Over the last century since securing our rightful place at the ballot box, Native people have remained one of the most disenfranchised group of voters in the United States. Today as a result, two out of every five eligible American Indian and Alaska Native voters are not registered to vote. [...] There are a number of concrete actions that we can take now to change this situation. [...]
The Native Vote—is more than a civic duty, it’s an expression of our unique role as the first Americans. Anyone who says otherwise, anyone who might doubt our civil rights as first peoples or shrug off voting as not part of Native culture—should consider the fate of our nations if we had been silenced at the ballot box last century.
New Solutions to Strengthen American Democracy, concluded that the Indian Health Service voting registration idea is completely in line with public assistance agency registration mandated in the Registration Act of 1993:
Dēmos found that when the law was implemented, tens of thousands of new voters were added in North Carolina, Virginia, Missouri, Ohio and Illinois. “In Illinois, the number of public agency registration applications is now at levels 18 times the rate before re-implementation” of that voting registration law. That’s exactly the kind of boost that would be needed to register a million American Indian and Alaska Native voters. This process would also be cost-effective voter registration; the Congressional Budget Office estimates the total cost at less than $500,000 over a four-year period.In addition to the push for IHS site voter registration, via its Native Vote.org, NCAI is partnering with the non-profit Rock the Vote. Here's a NativeVote ad urging young Indians to vote featuring one of the stars of the popular series Twilight:
“The Native community in the United States is increasingly making its voice heard in state and national elections,” the Dēmos report said. “Unfortunately, most of our history has been one of state mistreatment and exclusion of indigenous peoples. There are still problems and tensions ... Making voter registration easier and more accessible through designation of Indian Health Service facilities as voter registration agencies will not solve all the problems that are causing low rates of participation among American Indians and Alaska Natives or fully address the ongoing mistrust. Nonetheless, it would be an important step that would have a significant positive impact on the voting rights of thousands of Americans.”
One project will be “Rock the Native Vote Youth Week,” Sept. 24-28, 2012. This will coincide with National Voter Registration day on Sept. 25. During that week, organizers nationwide will participate at "tribal schools and Native youth programs in a range of civics education, including a tribal specific supplement to Rock the Vote’s Democracy Day class. Participants, such as local chapters of Boys and Girls Clubs of America, will educate Native young people about the power of civic engagement and the importance of registering their parents, family members, and one day, themselves, to vote."
Getting registered is, for Indians, just part of battle to get unfettered access at the polls. Since Indians gained citizenship in 1924, states and counties have tried all kinds of chicanery to keep them from exercising their rights. This ranges from blocking actual suffrage until 1948 in some states and as late as 1980 in one. In recent years, attempts to squelch the Indian vote has ranged from denials based on tribal identity cards in Minnesota to at-large elections in Wyoming, from refusing to provide language assistance under the 1965 Voting Rights Act in New Mexico to discriminating against reservation-dwelling Indians by having fewer polling places per capita and fewer hours allowed for early voting in South Dakota. All of these measures have helped suppress the vote, both directly, and indirectly by discouraging Indians from even trying.

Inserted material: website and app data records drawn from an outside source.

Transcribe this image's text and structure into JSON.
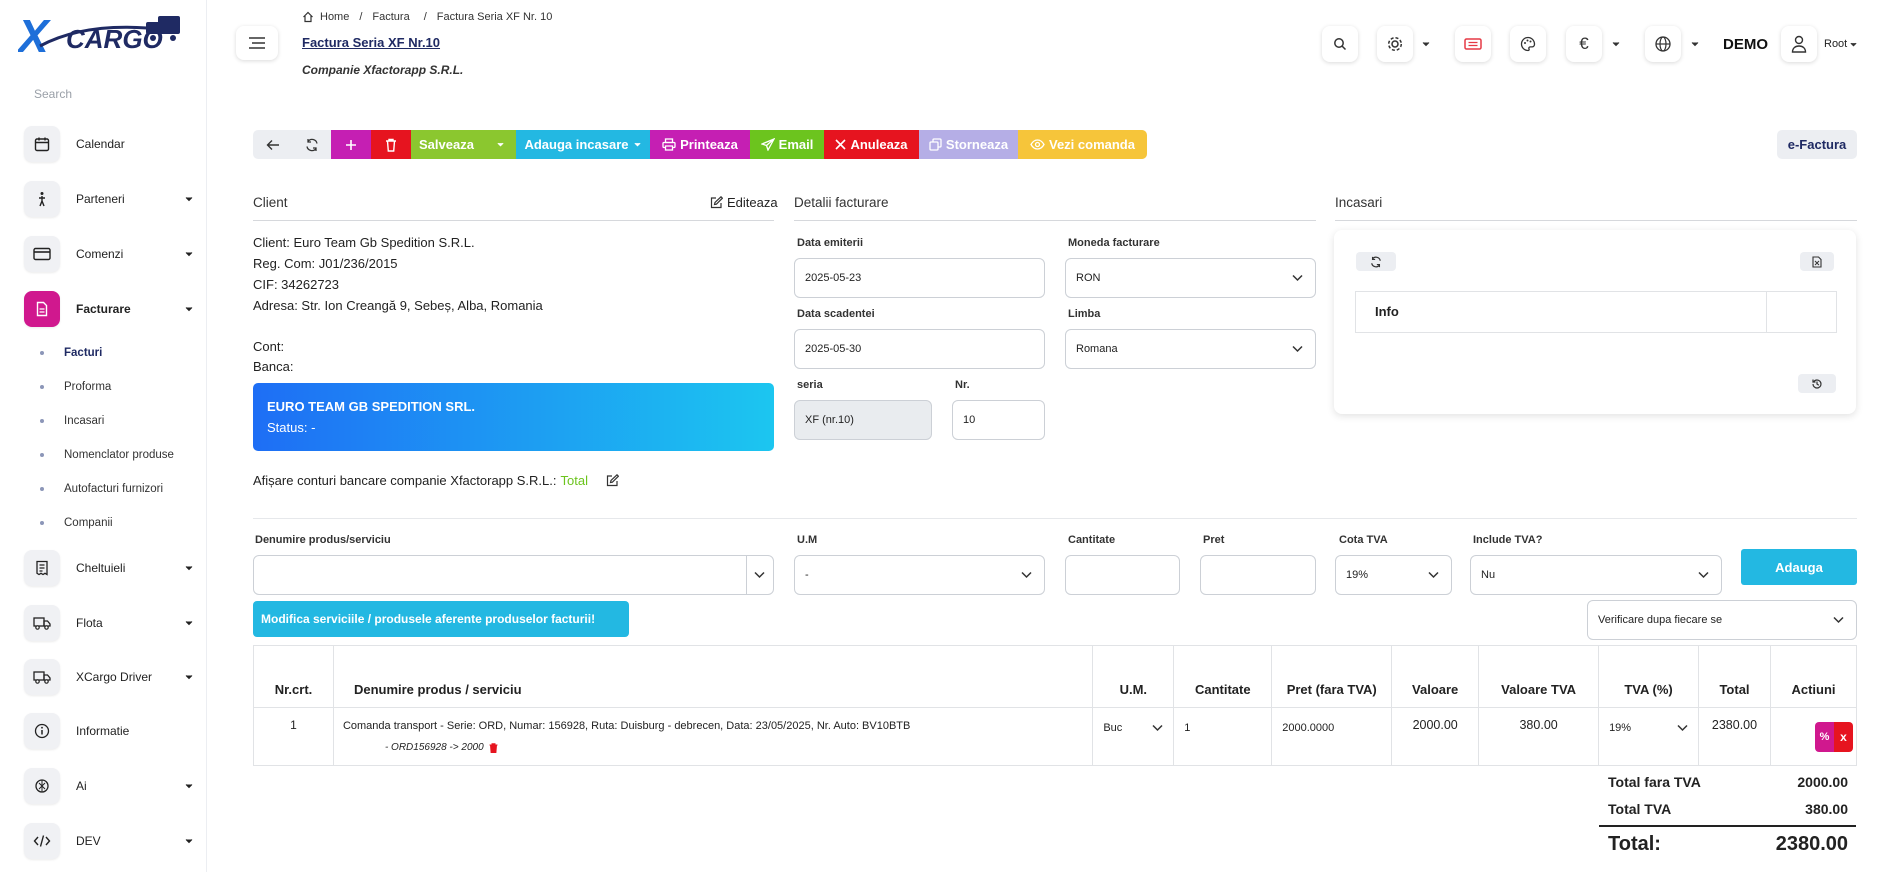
{
  "brand": {
    "logo_text": "CARGO",
    "logo_x": "X"
  },
  "sidebar": {
    "search_placeholder": "Search",
    "items": [
      {
        "label": "Calendar"
      },
      {
        "label": "Parteneri"
      },
      {
        "label": "Comenzi"
      },
      {
        "label": "Facturare"
      },
      {
        "label": "Cheltuieli"
      },
      {
        "label": "Flota"
      },
      {
        "label": "XCargo Driver"
      },
      {
        "label": "Informatie"
      },
      {
        "label": "Ai"
      },
      {
        "label": "DEV"
      }
    ],
    "sub_items": [
      {
        "label": "Facturi"
      },
      {
        "label": "Proforma"
      },
      {
        "label": "Incasari"
      },
      {
        "label": "Nomenclator produse"
      },
      {
        "label": "Autofacturi furnizori"
      },
      {
        "label": "Companii"
      }
    ]
  },
  "header": {
    "breadcrumb": [
      "Home",
      "Factura",
      "Factura Seria XF Nr. 10"
    ],
    "title": "Factura Seria XF Nr.10",
    "subtitle": "Companie Xfactorapp S.R.L.",
    "currency_symbol": "€",
    "account": "DEMO",
    "user": "Root"
  },
  "toolbar": {
    "save": "Salveaza",
    "add_payment": "Adauga incasare",
    "print": "Printeaza",
    "email": "Email",
    "cancel": "Anuleaza",
    "reverse": "Storneaza",
    "view_order": "Vezi comanda",
    "efactura": "e-Factura"
  },
  "client": {
    "header": "Client",
    "edit": "Editeaza",
    "lines": [
      "Client: Euro Team Gb Spedition S.R.L.",
      "Reg. Com: J01/236/2015",
      "CIF: 34262723",
      "Adresa: Str. Ion Creangă 9, Sebeș, Alba, Romania"
    ],
    "cont": "Cont:",
    "banca": "Banca:",
    "banner_name": "EURO TEAM GB SPEDITION SRL.",
    "banner_status": "Status: -",
    "bank_accounts_label": "Afișare conturi bancare companie Xfactorapp S.R.L.:",
    "bank_accounts_value": "Total"
  },
  "billing": {
    "header": "Detalii facturare",
    "issue_date_label": "Data emiterii",
    "issue_date": "2025-05-23",
    "currency_label": "Moneda facturare",
    "currency": "RON",
    "due_date_label": "Data scadentei",
    "due_date": "2025-05-30",
    "language_label": "Limba",
    "language": "Romana",
    "series_label": "seria",
    "series": "XF (nr.10)",
    "number_label": "Nr.",
    "number": "10"
  },
  "payments": {
    "header": "Incasari",
    "info": "Info"
  },
  "add_product": {
    "name_label": "Denumire produs/serviciu",
    "um_label": "U.M",
    "um_value": "-",
    "qty_label": "Cantitate",
    "price_label": "Pret",
    "vat_label": "Cota TVA",
    "vat_value": "19%",
    "incl_vat_label": "Include TVA?",
    "incl_vat_value": "Nu",
    "add_button": "Adauga",
    "modify_button": "Modifica serviciile / produsele aferente produselor facturii!",
    "verify_select": "Verificare dupa fiecare se"
  },
  "table": {
    "headers": [
      "Nr.crt.",
      "Denumire produs / serviciu",
      "U.M.",
      "Cantitate",
      "Pret (fara TVA)",
      "Valoare",
      "Valoare TVA",
      "TVA (%)",
      "Total",
      "Actiuni"
    ],
    "rows": [
      {
        "nr": "1",
        "name": "Comanda transport - Serie: ORD, Numar: 156928, Ruta: Duisburg  - debrecen, Data: 23/05/2025, Nr. Auto: BV10BTB",
        "sub": "- ORD156928 -> 2000",
        "um": "Buc",
        "qty": "1",
        "price": "2000.0000",
        "value": "2000.00",
        "vat_value": "380.00",
        "vat": "19%",
        "total": "2380.00"
      }
    ]
  },
  "totals": {
    "net_label": "Total fara TVA",
    "net": "2000.00",
    "vat_label": "Total TVA",
    "vat": "380.00",
    "total_label": "Total:",
    "total": "2380.00"
  },
  "colors": {
    "accent_magenta": "#d0188e",
    "save_green": "#8bc72f",
    "payment_cyan": "#23b8e2",
    "print_magenta": "#c51fb3",
    "email_green": "#6cc41e",
    "cancel_red": "#e6141f",
    "reverse_lavender": "#b5aee6",
    "order_yellow": "#f6c53a",
    "navy": "#1f2a63",
    "banner_start": "#1e6ef5",
    "banner_end": "#1cc6f0"
  }
}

This can be changed.
Keel's campaign in partnership with other Get Out the Vote organizations is as important as any effort to ensure that people get the opportunity to express their democratically guaranteed rights at the ballot box.